In general, application code should handle errors gracefully instead of using panic or os.Exit. However, every rule has exceptions, and it's common to crash when an error is truly unrecoverable. To avoid losing any information — especially the reason for the crash — the logger must flush any buffered entries before the process exits.

Zap makes this easy by offering Panic and Fatal logging methods that automatically flush before exiting. Of course, this doesn't guarantee that logs will never be lost, but it eliminates a common error.

See the discussion in #207 for more details.

What's DPanic?

DPanic stands for "panic in development." In development, it logs at PanicLevel; otherwise, it logs at ErrorLevel. DPanic makes it easier to catch errors that are theoretically possible, but shouldn't actually happen, without crashing in production.

If you've ever written code like this, you need DPanic:

if err != nil {
  panic(fmt.Sprintf("shouldn't ever get here: %v", err))


What does the error expects import "" mean?

Either zap was installed incorrectly or you're referencing the wrong package name in your code.

Zap's source code happens to be hosted on GitHub, but the import path is This gives us, the project maintainers, the freedom to move the source code if necessary. However, it means that you need to take a little care when installing and using the package.

If you follow two simple rules, everything should work: install zap with go get -u, and always import it in your code with import "". Your code shouldn't contain any references to


Does zap support log rotation?

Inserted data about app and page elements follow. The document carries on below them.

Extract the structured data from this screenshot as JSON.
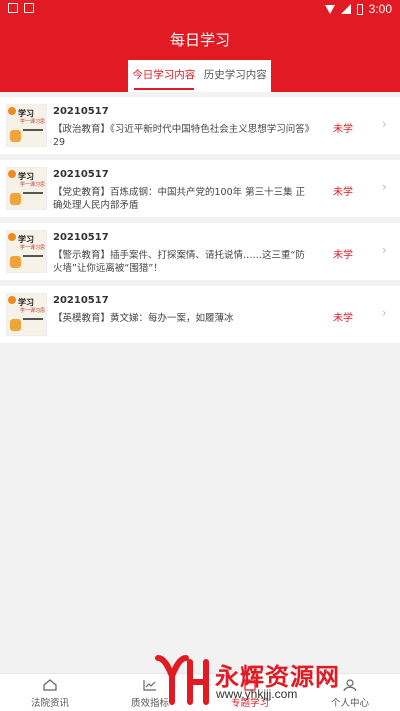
{
  "status_bar": {
    "time": "3:00"
  },
  "header": {
    "title": "每日学习",
    "tabs": [
      {
        "label": "今日学习内容",
        "active": true
      },
      {
        "label": "历史学习内容",
        "active": false
      }
    ]
  },
  "items": [
    {
      "date": "20210517",
      "title": "【政治教育】《习近平新时代中国特色社会主义思想学习问答》29",
      "status": "未学",
      "thumb_title": "学习",
      "thumb_sub": "学一课习思"
    },
    {
      "date": "20210517",
      "title": "【党史教育】百炼成钢：中国共产党的100年 第三十三集 正确处理人民内部矛盾",
      "status": "未学",
      "thumb_title": "学习",
      "thumb_sub": "学一课习思"
    },
    {
      "date": "20210517",
      "title": "【警示教育】插手案件、打探案情、请托说情……这三重“防火墙”让你远离被“围猎”！",
      "status": "未学",
      "thumb_title": "学习",
      "thumb_sub": "学一课习思"
    },
    {
      "date": "20210517",
      "title": "【英模教育】黄文娣：每办一案，如履薄冰",
      "status": "未学",
      "thumb_title": "学习",
      "thumb_sub": "学一课习思"
    }
  ],
  "bottom_nav": [
    {
      "label": "法院资讯",
      "icon": "home-icon"
    },
    {
      "label": "质效指标",
      "icon": "chart-icon"
    },
    {
      "label": "专题学习",
      "icon": "book-icon",
      "active": true
    },
    {
      "label": "个人中心",
      "icon": "user-icon"
    }
  ],
  "watermark": {
    "brand": "永辉资源网",
    "url": "www.yhkjjj.com"
  },
  "colors": {
    "accent": "#e21a23",
    "background": "#f2f2f2"
  }
}
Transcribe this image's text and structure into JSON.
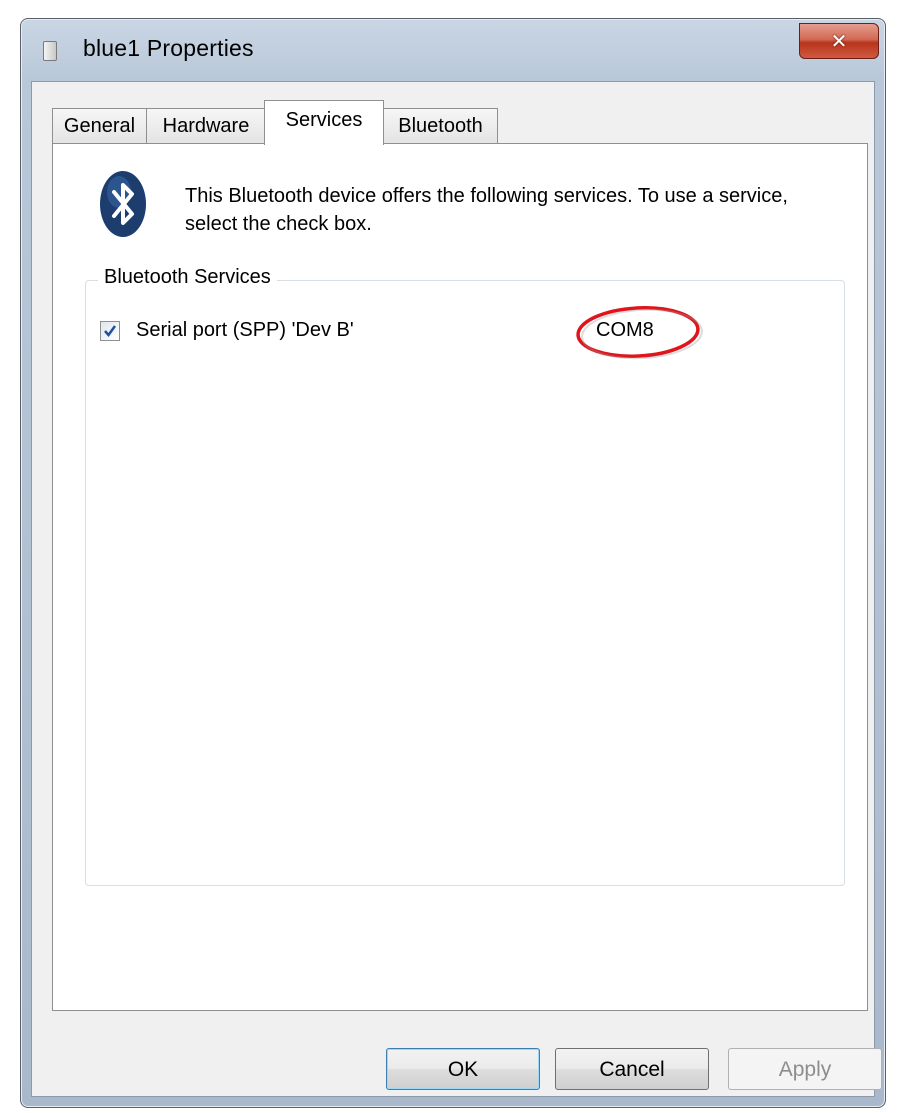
{
  "window": {
    "title": "blue1 Properties",
    "close_glyph": "✕"
  },
  "tabs": [
    {
      "label": "General"
    },
    {
      "label": "Hardware"
    },
    {
      "label": "Services",
      "active": true
    },
    {
      "label": "Bluetooth"
    }
  ],
  "services_page": {
    "icon": "bluetooth-icon",
    "intro_text": "This Bluetooth device offers the following services. To use a service, select the check box.",
    "group_title": "Bluetooth Services",
    "services": [
      {
        "label": "Serial port (SPP) 'Dev B'",
        "checked": true,
        "port": "COM8"
      }
    ],
    "highlight_color": "#e0141b"
  },
  "buttons": {
    "ok": "OK",
    "cancel": "Cancel",
    "apply": "Apply"
  },
  "colors": {
    "bluetooth_badge": "#1c3d6e",
    "close_button": "#c4452b"
  }
}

Zap doesn't natively support rotating log files, since we prefer to leave this to an external program like logrotate.

However, it's easy to integrate a log rotation package like as a zapcore.WriteSyncer.

// lumberjack.Logger is already safe for concurrent use, so we don't need to
// lock it.
w := zapcore.AddSync(&lumberjack.Logger{
  Filename:   "/var/log/myapp/foo.log",
  MaxSize:    500, // megabytes
  MaxBackups: 3,
  MaxAge:     28, // days
core := zapcore.NewCore(
logger := zap.New(core)


We'd love to support every logging need within zap itself, but we're only familiar with a handful of log ingestion systems, flag-parsing packages, and the like. Rather than merging code that we can't effectively debug and support, we'd rather grow an ecosystem of zap extensions.

We're aware of the following extensions, but haven't used them ourselves:

Package Integration Sentry, syslog Ginkgo Stackdriver Gorm Advanced filtering rules